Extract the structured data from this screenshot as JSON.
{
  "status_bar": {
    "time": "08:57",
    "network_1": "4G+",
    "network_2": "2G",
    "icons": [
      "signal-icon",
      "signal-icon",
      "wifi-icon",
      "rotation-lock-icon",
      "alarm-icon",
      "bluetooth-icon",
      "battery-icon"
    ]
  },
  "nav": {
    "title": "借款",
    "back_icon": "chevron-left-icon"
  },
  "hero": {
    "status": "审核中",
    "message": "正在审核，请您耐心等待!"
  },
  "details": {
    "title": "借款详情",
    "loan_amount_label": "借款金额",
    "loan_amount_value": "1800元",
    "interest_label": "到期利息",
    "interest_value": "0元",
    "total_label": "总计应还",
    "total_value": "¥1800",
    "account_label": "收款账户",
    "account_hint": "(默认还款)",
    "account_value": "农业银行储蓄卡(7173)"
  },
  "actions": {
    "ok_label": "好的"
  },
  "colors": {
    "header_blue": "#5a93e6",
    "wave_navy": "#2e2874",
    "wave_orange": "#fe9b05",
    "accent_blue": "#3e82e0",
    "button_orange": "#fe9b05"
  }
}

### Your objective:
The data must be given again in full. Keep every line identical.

### Answer section:
Extract the structured data from this screenshot as JSON.
{
  "status_bar": {
    "time": "08:57",
    "network_1": "4G+",
    "network_2": "2G",
    "icons": [
      "signal-icon",
      "signal-icon",
      "wifi-icon",
      "rotation-lock-icon",
      "alarm-icon",
      "bluetooth-icon",
      "battery-icon"
    ]
  },
  "nav": {
    "title": "借款",
    "back_icon": "chevron-left-icon"
  },
  "hero": {
    "status": "审核中",
    "message": "正在审核，请您耐心等待!"
  },
  "details": {
    "title": "借款详情",
    "loan_amount_label": "借款金额",
    "loan_amount_value": "1800元",
    "interest_label": "到期利息",
    "interest_value": "0元",
    "total_label": "总计应还",
    "total_value": "¥1800",
    "account_label": "收款账户",
    "account_hint": "(默认还款)",
    "account_value": "农业银行储蓄卡(7173)"
  },
  "actions": {
    "ok_label": "好的"
  },
  "colors": {
    "header_blue": "#5a93e6",
    "wave_navy": "#2e2874",
    "wave_orange": "#fe9b05",
    "accent_blue": "#3e82e0",
    "button_orange": "#fe9b05"
  }
}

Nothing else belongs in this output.